A couple of people suggested working with building managers to reduce food and organic waste. One of these people suggested putting regulations and planning in place for large buildings to ensure they captured and re-used organic waste for local food production. Food growing could occur through initiatives such as vertical gardens. Another person suggested incentivising closed-loop buildings that used food production as the driver for “recycling” building waste.

One person suggested an initiative called Smart Food. This is described as follows.

Every time you shop, all your food items are recorded and sent to your smart phone and the cloud. You essentially have a digital fridge on your smart device, within this ‘smart fridge’ you can clearly see how far each food item has before expiration. Once your food enters the 70% stage of its life, SmartFood hits the nudge zone; it’s time for action. Your smart device notifies you and you have 2 options; eat your food now or trade on the digital marketplace. The eat it now option lets you eat it yourself or you can choose a surprise dinner party; the surprise dinner party will match you to other locals wanting to cook the food that night but needing more ingredients. The algorithms in the app automatically match people, their food and a recipe within seconds. The trade option is to trade food on a digital market place; food can be collected by carrier pigeons (drones) and delivered to those needing the food. Points are gained for food that is saved from waste.

Reduce Pollution (8 statements)

Several people suggested the need to reduce pollution, particularly air pollution, within Melbourne. A little under half the people suggested specific ways that this could be achieved. One person proposed buying back wood heater installations and imposing a levy on wood burning emissions.

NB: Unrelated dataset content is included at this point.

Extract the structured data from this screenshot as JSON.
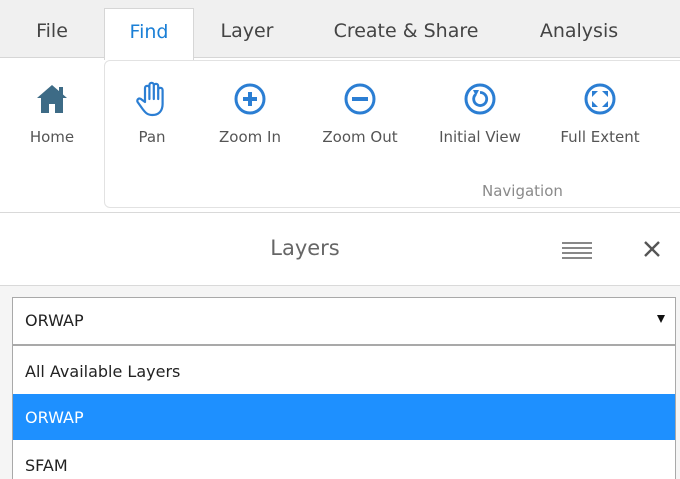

Another person suggested an increased consumption of vegan and raw food. A third person stressed the need to address climate change and switching fuel sources to reduce pollution.